- Access to more than 4 million items! Many of our teachers are looking for multiple copies of one title in order to share amongst many students. While we do have many duplicates of more popular items here at UAPL, such as Newbery winners, you will have access to many more duplicate items once we join CLC in April. Also, since you will have access to items carried at other CLC libraries, you will be able to reserve must-have items that we don't carry here at UAPL.
Important things teachers need to know:
- During our transition to CLC we will not be able to put together any Teacher Collections. We apologize for this inconvenience.
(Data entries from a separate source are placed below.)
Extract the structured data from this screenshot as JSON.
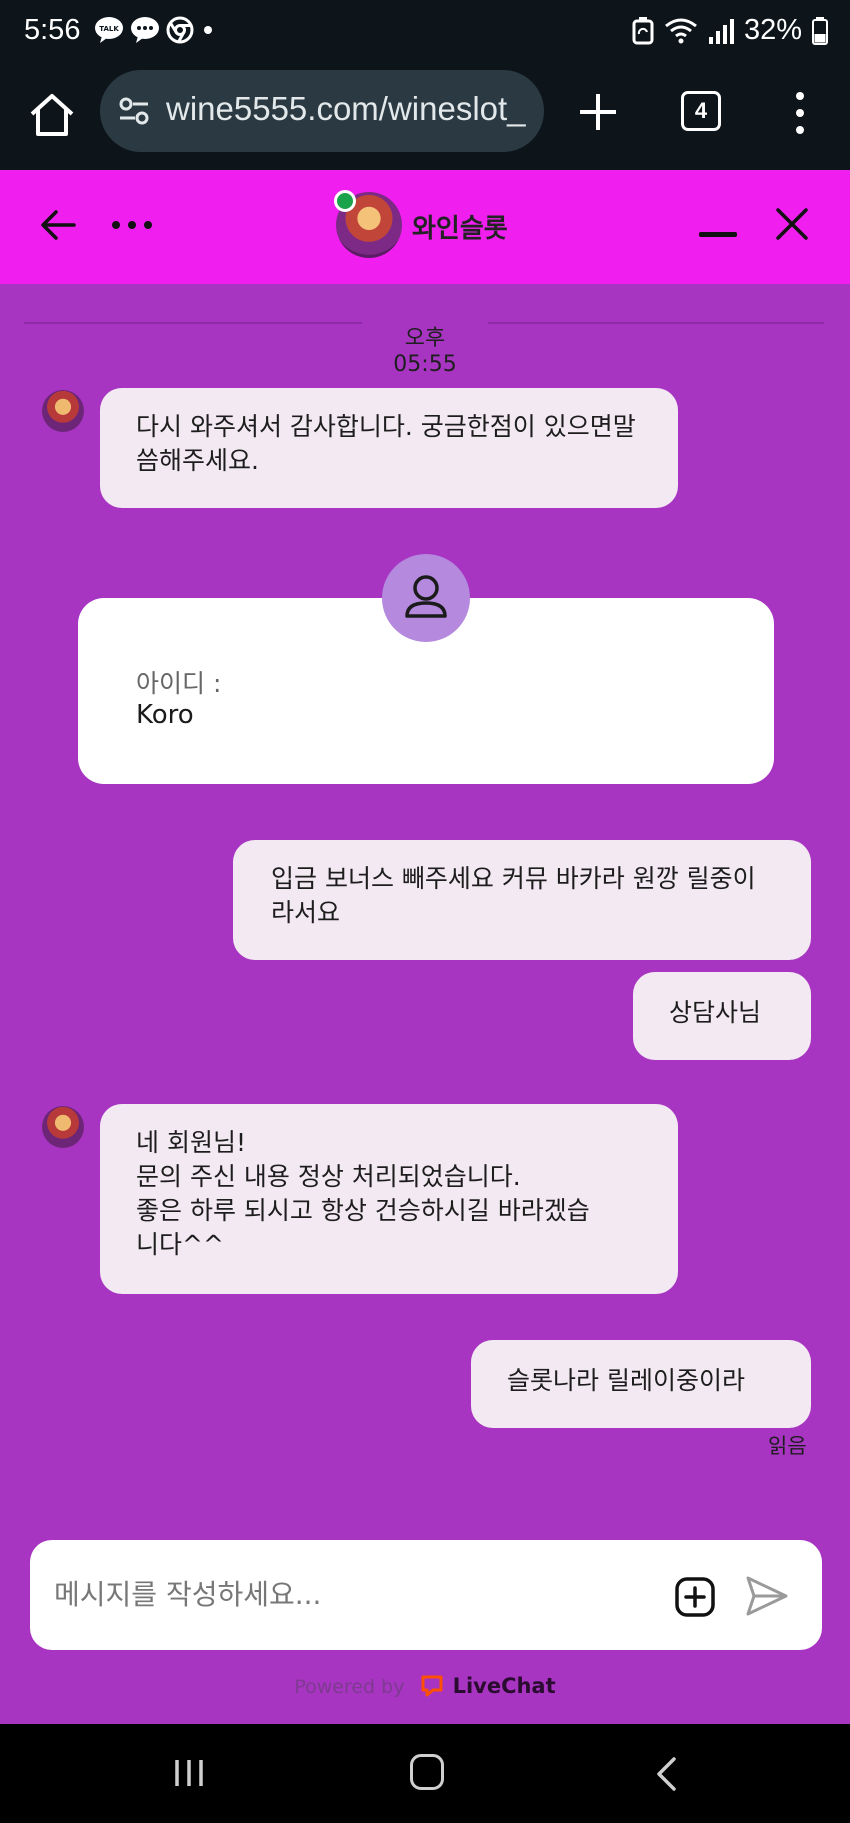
{
  "status_bar": {
    "time": "5:56",
    "battery": "32%",
    "icons": [
      "kakaotalk-icon",
      "chat-icon",
      "chrome-icon",
      "dot-icon",
      "recycle-icon",
      "wifi-icon",
      "signal-icon",
      "battery-icon"
    ]
  },
  "browser": {
    "url": "wine5555.com/wineslot_",
    "tab_count": "4"
  },
  "chat_header": {
    "title": "와인슬롯",
    "online": true
  },
  "chat": {
    "timestamp": "오후 05:55",
    "messages": [
      {
        "from": "agent",
        "text": "다시 와주셔서 감사합니다. 궁금한점이 있으면말씀해주세요."
      },
      {
        "from": "user",
        "text": "입금 보너스 빼주세요 커뮤 바카라 원깡 릴중이라서요"
      },
      {
        "from": "user",
        "text": "상담사님"
      },
      {
        "from": "agent",
        "lines": [
          "네 회원님!",
          "문의 주신 내용 정상 처리되었습니다.",
          "좋은 하루 되시고 항상 건승하시길 바라겠습",
          "니다^^"
        ]
      },
      {
        "from": "user",
        "text": "슬롯나라 릴레이중이라"
      }
    ],
    "info_card": {
      "label": "아이디 :",
      "value": "Koro"
    },
    "read_status": "읽음"
  },
  "composer": {
    "placeholder": "메시지를 작성하세요..."
  },
  "footer": {
    "powered_by": "Powered by",
    "brand": "LiveChat"
  },
  "colors": {
    "header_bg": "#f01ff0",
    "chat_bg": "#a735c2",
    "bubble_bg": "#f3e9f2",
    "online_dot": "#1aa34a",
    "livechat_brand": "#ff5100"
  }
}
We recommend that you prepare any unit needs now and request your Teacher Collections for completion before April 3rd. Teacher Collections cannot be completed between April 4th and April 9th. This means that Teacher Collections cannot be requested between 3/28 and April 10th, since they require 5 days to compile.
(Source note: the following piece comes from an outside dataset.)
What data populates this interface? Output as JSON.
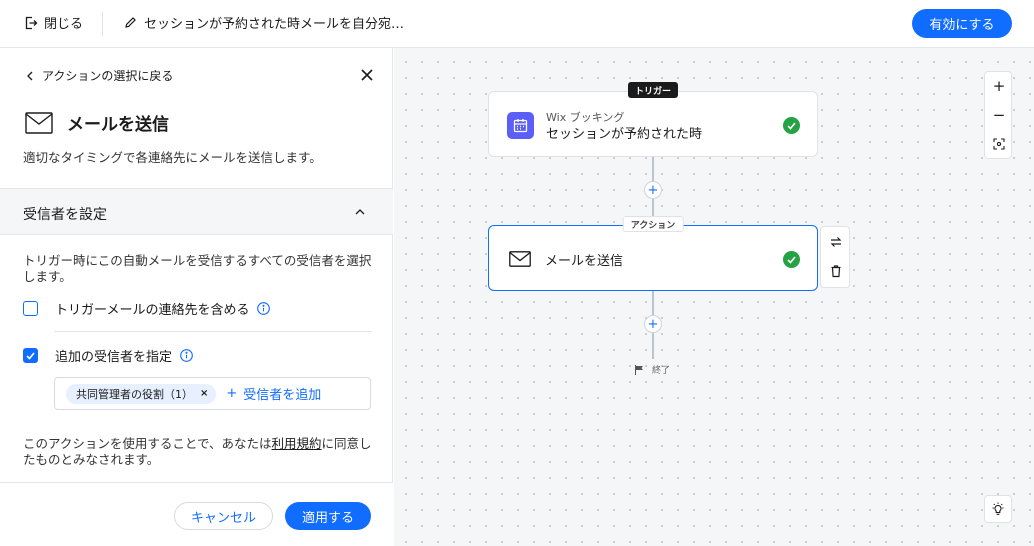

- Access to our catalog will be unavailable from 9 pm on April 3rd until 10 am on April 9th, so be sure to request items ahead of time to ensure you have what you need.
- We will be open during this transition time, so if you find that you need items while the catalog is unavailable, we encourage you to come on in and our staff will help you find items to satisfy your unit needs.
- One last but very important thing, you must bring your physical Teacher card in during these days if you want to check out any items. Be sure to come in before this time to replace any lost cards.
Hi teachers! Did you know that we have a dedicated collection at the Main UAPL library just for you? It is called Educator Resources, and it is located in the Youth department near the juvenile non-fiction. The materials in this collection are useful for anyone dedicating their time to teaching children: traditional teachers, homeschoolers, preschool leaders, librarians, and parents. Here are three examples of what you can find here:
The New Social Story Book by Carol Gray (372.6 Ne). This is an amazing, yet simple book with 13 chapters of “Social Stories” that can be copied and turned into swatches. The content is intended to help teachers guide children and adults who are on the autistic spectrum with understanding and learning social and life skills. Examples of chapters include Learning to Chew Gum, Smiling, and even Escalators.
Teaching with Favorite Magic Tree House Books by Deborah and Frank Murphy (372.6 Ro). The Magic Tree House series is a great source for beginning a new Social Studies unit. This book will give you tips and activities to use for extending many of the titles from the series.
Incredible Edible Science by Liz Plaster and Rick Krustchinsky (372.35 Pl). In this book you will find loads of science activities for early learners that focus on observing, classifying, predicting, inferring, and more.
In “Each Kindness”, award winning author Jacqueline Woodson and amazing illustrator E.B. Lewis have made a wonderful book about how treating people with kindness can help everyone. Maya is a new student and different from her other classmates with her hand-me-down clothes and old- fashioned toys. Maya wants to make friends with Chloe and her gang of friends, but they reject her. Their teacher gives a lesson on simple kindness and Chloe realizes the opportunity for friendship that was missed, and how much better it would have been if she had been kind.